Additionally, preterm infants who receive exclusive human milk feedings, including fortification, have improved growth rates11 and a lower risk for necrotizing enterocolitis.21 In addition, an exclusive human milk diet also protects against mortality and other morbidities such as sepsis and retinopathy of prematurity.22 Donor human milk is not uniform, as compositional variability has clinical implications.
A major limitation of the evidence presented is that the Meredith- Davis (2018) research is only based on 9 milk samples.18 There is tremendous need for research with larger sample sizes that are collected in a standardized format to account for the complex intrinsic milk matrix variability.
Clinicians need to understand the impact of various milk processing techniques on the quality and bioactive components of donor milk. Overall, there is limited literature on how/if milk compositional variability contributes to disparate neonatal outcomes. Additional studies are needed that specifically examine whether milk processing methods influence neonatal clinical outcomes. Current clinical evidence for improved neonatal outcomes is based on products using vat and/or Holder pasteurization. Because of the abundant differences noted in milk composition, it is unclear whether products undergoing retort sterilization can be expected to result in any similar outcomes.

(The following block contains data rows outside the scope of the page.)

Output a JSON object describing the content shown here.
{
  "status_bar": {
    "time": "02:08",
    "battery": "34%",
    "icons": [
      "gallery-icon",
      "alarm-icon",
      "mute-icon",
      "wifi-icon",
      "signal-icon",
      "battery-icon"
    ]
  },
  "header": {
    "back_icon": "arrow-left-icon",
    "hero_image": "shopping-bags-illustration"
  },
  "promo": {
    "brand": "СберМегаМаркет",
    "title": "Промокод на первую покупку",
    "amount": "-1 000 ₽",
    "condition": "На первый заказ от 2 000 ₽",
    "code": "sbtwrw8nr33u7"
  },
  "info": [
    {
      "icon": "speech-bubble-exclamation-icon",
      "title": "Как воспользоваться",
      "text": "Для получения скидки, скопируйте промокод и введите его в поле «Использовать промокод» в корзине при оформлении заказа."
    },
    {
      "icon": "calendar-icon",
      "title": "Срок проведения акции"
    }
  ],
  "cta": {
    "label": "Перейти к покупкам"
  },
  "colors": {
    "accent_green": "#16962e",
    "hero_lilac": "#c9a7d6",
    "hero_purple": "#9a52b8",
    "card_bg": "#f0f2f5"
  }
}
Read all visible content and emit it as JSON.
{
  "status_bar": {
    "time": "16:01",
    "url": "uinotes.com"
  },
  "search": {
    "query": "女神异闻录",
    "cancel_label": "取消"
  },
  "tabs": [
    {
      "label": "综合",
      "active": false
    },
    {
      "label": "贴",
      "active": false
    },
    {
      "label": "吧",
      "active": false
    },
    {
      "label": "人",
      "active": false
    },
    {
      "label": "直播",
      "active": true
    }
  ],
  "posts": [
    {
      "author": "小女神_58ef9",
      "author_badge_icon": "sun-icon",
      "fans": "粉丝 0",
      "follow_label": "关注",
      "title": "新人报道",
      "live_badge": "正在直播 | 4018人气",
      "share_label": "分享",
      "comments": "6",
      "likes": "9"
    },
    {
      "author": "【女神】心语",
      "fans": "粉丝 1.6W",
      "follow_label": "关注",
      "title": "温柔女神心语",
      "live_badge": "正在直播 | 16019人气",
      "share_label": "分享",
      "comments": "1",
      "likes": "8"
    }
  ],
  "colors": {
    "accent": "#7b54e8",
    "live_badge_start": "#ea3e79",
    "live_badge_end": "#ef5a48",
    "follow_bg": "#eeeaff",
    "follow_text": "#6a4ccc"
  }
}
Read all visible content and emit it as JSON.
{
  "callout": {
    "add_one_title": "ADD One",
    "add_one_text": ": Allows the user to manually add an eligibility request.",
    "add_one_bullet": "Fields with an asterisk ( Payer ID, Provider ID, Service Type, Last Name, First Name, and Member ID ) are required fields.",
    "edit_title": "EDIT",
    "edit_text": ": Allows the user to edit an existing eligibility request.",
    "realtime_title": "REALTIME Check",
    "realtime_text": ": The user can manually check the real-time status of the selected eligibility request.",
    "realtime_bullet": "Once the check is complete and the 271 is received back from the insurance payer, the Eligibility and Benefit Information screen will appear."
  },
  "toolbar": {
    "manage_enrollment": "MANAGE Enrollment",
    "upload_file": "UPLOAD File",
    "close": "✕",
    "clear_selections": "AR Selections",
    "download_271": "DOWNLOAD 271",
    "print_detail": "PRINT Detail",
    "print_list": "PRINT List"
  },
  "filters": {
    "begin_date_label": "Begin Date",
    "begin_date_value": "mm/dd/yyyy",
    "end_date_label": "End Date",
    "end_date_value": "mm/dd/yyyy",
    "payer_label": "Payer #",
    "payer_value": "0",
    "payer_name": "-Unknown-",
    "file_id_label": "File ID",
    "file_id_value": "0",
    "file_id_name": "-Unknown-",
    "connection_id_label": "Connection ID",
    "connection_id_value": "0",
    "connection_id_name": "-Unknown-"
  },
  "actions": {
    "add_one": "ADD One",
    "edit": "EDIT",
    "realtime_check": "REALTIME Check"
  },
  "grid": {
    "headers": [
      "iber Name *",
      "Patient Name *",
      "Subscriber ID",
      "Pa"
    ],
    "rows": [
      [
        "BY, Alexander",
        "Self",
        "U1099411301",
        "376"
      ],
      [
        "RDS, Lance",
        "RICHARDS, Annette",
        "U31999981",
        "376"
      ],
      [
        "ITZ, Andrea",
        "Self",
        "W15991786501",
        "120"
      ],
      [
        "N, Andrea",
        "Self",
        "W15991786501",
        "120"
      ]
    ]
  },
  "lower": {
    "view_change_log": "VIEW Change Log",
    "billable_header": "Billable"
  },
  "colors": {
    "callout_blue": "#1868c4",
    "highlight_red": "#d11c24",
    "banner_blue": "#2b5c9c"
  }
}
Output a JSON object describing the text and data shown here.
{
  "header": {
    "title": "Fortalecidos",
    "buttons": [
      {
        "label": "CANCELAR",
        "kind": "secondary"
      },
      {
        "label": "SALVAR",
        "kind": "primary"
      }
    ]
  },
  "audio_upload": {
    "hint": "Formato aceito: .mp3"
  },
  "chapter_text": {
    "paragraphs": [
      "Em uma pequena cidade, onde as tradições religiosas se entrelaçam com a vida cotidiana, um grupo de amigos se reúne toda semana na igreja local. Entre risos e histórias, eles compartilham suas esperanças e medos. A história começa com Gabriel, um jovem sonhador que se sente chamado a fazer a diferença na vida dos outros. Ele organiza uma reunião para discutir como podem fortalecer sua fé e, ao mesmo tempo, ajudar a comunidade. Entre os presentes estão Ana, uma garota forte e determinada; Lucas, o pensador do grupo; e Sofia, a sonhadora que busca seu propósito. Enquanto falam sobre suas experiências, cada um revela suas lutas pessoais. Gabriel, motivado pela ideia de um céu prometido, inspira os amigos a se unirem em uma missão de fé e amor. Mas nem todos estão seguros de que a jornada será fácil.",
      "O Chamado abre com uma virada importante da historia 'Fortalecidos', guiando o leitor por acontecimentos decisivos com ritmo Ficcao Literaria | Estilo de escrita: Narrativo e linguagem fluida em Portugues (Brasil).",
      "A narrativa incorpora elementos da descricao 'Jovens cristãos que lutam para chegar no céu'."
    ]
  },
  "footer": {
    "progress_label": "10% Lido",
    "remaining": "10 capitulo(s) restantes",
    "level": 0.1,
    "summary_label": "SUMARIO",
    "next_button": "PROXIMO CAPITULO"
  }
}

If an institution is considering implementing a donor human milk program or changing the type of donor milk they use, it is critical for all members of the interdisciplinary team (physicians, nurses, dietitians, etc.) to understand that not all donor milk is equal. We would recommend that hospital staff read the research and understand the impact of processing methods on the milk and share the research with all members of the team so that informed decisions are being made. We also firmly believe that hospital administrators should not be making decisions about what type of “donor milk” they purchase based on cost of the product alone.